Nobody Waved Good-bye was shot in just three weeks in Toronto by Don Owen and a small crew of actors and technicians. The film was originally intended as a short documentary on juvenile delinquents but it grew and grew until it was decided to shoot it as a fiction film. Improvised by the actors, it told the story of teen alienation and became a surprise hit in the United States.
“I saw this movie in the late 1960's in high school. That a high school would show it amazes me as I look at the world we created. I had seen nothing like it and have remembered it in various forms ever since. I look forward to watching it again. I struggled to learn guitar in par to play The Water is Wide...”
— MartyL, 15 Apr 2012
“This is a really great movie. Early indie Canadian filmmaking at its finest. The kid's mother is a shrew. These days neither Dad nor the son would put up with it. They would both be out the door.

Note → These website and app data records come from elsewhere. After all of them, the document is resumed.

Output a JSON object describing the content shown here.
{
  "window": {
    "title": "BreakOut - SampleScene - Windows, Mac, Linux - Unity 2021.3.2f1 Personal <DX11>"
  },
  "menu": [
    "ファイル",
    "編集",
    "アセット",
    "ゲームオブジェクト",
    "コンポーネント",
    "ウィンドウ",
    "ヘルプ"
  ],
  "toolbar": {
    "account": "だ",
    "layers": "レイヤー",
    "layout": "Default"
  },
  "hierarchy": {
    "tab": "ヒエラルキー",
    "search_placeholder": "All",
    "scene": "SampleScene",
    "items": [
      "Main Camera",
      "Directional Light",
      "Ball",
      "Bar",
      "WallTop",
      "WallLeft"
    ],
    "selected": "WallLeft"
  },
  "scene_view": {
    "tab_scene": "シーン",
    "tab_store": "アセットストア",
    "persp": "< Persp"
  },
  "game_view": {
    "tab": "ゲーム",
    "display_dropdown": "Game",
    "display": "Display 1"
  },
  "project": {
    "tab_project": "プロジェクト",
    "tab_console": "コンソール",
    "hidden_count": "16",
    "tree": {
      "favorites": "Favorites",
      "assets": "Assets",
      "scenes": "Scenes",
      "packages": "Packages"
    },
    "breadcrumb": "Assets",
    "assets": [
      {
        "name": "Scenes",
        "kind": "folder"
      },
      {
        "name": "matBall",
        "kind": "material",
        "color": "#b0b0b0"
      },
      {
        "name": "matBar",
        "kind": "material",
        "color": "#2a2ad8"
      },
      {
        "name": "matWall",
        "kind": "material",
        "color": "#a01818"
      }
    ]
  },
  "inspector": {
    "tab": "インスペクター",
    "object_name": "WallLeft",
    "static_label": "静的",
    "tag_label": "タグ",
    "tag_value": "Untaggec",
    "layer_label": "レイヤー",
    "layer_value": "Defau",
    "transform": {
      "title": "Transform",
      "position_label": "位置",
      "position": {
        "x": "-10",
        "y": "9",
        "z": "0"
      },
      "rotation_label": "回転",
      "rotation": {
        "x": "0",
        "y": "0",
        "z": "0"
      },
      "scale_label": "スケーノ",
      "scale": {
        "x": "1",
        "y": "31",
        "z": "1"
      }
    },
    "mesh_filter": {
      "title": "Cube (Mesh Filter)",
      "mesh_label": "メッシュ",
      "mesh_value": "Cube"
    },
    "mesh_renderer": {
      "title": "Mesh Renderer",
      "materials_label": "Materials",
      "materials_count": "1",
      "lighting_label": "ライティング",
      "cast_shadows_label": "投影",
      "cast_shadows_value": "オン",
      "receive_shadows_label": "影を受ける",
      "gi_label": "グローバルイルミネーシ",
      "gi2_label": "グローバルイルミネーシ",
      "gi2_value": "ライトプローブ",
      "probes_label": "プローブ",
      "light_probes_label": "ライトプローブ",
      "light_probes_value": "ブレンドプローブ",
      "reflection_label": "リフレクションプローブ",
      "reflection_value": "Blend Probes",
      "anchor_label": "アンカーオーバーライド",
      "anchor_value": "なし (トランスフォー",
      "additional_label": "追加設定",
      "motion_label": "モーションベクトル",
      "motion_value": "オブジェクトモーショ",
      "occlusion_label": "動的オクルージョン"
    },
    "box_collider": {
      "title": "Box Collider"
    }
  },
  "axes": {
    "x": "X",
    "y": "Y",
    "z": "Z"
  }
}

She needed some Valium. That's how they dealt with stressed-out Moms in the '60s. Well cast, well acted, well directed. A classic.”
— MacLeod, 27 Mar 2012
“The kid's mother is a shrew. These days neither Dad nor the son would put up with it. They would both be out the door. She needed some Valium. That's how they dealt with stressed-out Moms in the '60s.”
— MacLeod, 26 Mar 2012
“Asberger's? Oh, please. Do we really need to medicalize everything. This is a story about a spoiled self-centered kid and the people he takes advantage of. I've looked for this movie for decades, and am most grateful to the NFB for making it viewable on line. I am chagrined to admit that when I first saw it I closely identified with Peter - in part because I was about the same age and also played the banjo, in part because I, too, felt alienated from my parents and middle class values - didn't we all then? ( I didn't steal from an employer, however, or steal a car, nor did I get a girlfriend pregnant.)
Seeing this movie again all these man years later is a bit like re-reading "Catcher In The Rye" 50 years later and thinking, 'I identified with that poor, screwedup Sad Sack? Wow! What a mess I must have been. Thank God things turned out so well.'”
— Thebd, 25 Sep 2011
“oh the restlessness of youth having it easy”
— neural, 9 Sep 2011
“This film may be ahead of its time in portraying a form of Asperger's Syndrome - a milder but often functional form of autism. The symptoms are similar to what I have witnessed and worked with: impulsiveness, mercurialness, rapid speech, obvious intelligence and articulation, mild paranoia / unaccountability, risk taking without thought of consequence, school dropout, etc. Many of these people, mainly males, have gone on to well-paid careers: many are athletes and heads of global businesses.
The acting is very accurate - it's as though the actor may have actually had the symptoms himself.
Try reading Susan Pinker's book "Sexual Paradox" - an easy but well researched read.
Anachronism? If the film was made in the 1960's, why does the sergeant's police uniform carry the King's crown rather than the Queen's crown - 1953 onward?”
— ofinso, 21 Feb 2011
“This film seems to represent the demarcation between the tranquil conformity of the 1950s and the social cataclysm of the late 1960s.”
— sixam, 19 Jul 2010